For Woolrich’s 180th anniversary, the brand hired renowned photographer Douglas Kirkland who shot a double series of 18 portraits of celebrities wearing the iconic Woolrich Arctic Parka. SI talked to Douglas Kirkland who explains how the two series of portraits resemble the essence of the Woolrich brand. By Maria Cristina Pavarini

When you take portraits, how do you manage capturing the personality of your object?
I actually work similarly to a journalist. I first read a lot about the person I will photograph. I need to know as much as I can about them: if they are married, if they have kids and things like these. This makes a great difference. Then I spend time talking to them and getting to know them. When I take the picture it’s simply part of a process and I can put some light on one aspect of their personality – at least that is what I’m trying to do. Every picture is the result of a conversation. Also taking a picture is a result from a slow process – as I did with the 18 black & white pictures of this exihibition taken with an old camera, very similar to those used at the beginning of photography when the object couldn’t move and had to wait before the camera film got impressed. The other 18 pics were shot with the ultimate modern technology of a digital camera.

Why did you chose to portrait people both in black and white and in four colors?
The idea was to celebrate Woolrich’s 180th anniversary. Thus, 18 portraits were taken like they did at the beginning of the history of photography, which was more or less at the same time when also Woolrich was born. The other 18 pics, instead, should express the idea of fastness, movement and the shooting of single moments. The two groups of photos resemble the essence of this brand whose roots belong to a distant past, though also lives the fastness and trendyness of present times. In fact, this brand is a mix between past and present.

Which was the hardest image to shoot?
It was the black & white, showing dancer Erika Lemay upside down. I had to be fast in shooting that because she had to pose in a very uncomfortable position (and at the same time you wanted to convey a sense of surprise).

And the one you liked most?
That was Ashley Victoria-Greathead. She gave me the freedom to do whatever I wanted to. For this I asked her if we could have done a nude shot. And I liked the result since she is shot while keeping the Woolrich coat flagging almost like a pair of wings.

You took pictures of so many celebrities. Which picture did you like most?
I took so many pictures. People know me most for, is the one of Marylin Monroe.

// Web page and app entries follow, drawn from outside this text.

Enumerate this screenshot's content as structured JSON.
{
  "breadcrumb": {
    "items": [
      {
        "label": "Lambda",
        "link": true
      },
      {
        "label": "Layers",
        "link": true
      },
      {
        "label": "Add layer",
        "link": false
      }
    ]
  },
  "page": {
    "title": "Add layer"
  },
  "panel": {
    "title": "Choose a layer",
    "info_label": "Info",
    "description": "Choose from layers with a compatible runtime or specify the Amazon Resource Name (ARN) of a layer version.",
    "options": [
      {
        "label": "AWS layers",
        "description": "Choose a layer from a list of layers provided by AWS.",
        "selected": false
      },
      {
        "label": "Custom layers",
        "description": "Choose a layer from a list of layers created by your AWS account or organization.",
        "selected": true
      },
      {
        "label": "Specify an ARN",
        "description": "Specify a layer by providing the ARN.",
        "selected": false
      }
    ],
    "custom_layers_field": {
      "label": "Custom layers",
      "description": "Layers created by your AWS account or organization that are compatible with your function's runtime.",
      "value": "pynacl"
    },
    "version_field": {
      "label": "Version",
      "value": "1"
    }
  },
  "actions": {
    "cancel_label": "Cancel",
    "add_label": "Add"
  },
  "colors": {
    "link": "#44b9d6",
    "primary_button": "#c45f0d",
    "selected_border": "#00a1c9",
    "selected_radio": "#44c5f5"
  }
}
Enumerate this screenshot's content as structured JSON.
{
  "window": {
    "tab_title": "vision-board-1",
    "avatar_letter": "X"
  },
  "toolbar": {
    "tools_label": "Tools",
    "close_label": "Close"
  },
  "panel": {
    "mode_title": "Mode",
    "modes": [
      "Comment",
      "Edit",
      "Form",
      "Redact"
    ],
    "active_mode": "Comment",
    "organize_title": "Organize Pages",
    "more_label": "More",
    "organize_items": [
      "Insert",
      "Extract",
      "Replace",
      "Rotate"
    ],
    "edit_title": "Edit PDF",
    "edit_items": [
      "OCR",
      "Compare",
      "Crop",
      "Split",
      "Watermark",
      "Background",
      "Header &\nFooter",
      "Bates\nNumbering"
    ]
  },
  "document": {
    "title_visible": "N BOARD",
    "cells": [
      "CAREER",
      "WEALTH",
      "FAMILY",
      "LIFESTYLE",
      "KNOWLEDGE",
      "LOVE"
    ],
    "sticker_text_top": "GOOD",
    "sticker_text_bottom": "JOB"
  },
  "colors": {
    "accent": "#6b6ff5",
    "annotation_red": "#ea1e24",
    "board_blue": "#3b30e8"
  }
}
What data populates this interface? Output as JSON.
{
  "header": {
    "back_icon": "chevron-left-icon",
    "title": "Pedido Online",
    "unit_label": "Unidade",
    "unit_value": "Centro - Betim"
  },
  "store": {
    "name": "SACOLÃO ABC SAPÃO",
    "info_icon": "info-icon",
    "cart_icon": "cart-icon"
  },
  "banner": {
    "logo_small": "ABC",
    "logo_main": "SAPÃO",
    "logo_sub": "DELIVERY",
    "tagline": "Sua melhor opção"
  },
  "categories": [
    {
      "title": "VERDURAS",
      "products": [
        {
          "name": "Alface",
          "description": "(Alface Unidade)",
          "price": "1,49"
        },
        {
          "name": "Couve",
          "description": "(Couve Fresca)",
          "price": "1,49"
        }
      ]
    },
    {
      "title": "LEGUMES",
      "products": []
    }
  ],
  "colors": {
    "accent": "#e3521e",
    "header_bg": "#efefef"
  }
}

Though I also loved to shoot Jack Nicholson. The same with Marcello Mastroianni. If he had been here in this room with all of these people – men or women – I would have loved him. He had such magnetism.

You also shot Michael Jackson and will soon publish a book with his photos "Michael Jackson - The making of Thriller". What kind of experience was that?
He was truly special. When I first met him, he was so timid that he hardly shook my hand. Then, later when he was on the stage he behaved like a totally different person: a real star. I shot him when he was producing “Thriller”, that revolutionary clip that changed the attitude in music.

Did you ever make any movies or would you like to also make some in the future?
I did a few short ones. Though I consider myself lucky enough with what I did. I’ve been working for a long period of time and I did such beautiful things throughout my career. I was born in a very small place of Canada (Forterie) and would have never expected I would have done such beautiful things. I also felt honored and enjoyed a lot this experience working with Woolrich. We immediately felt comfortable working together. For this reason, I will also shoot their next s/s 2011 ad campaign.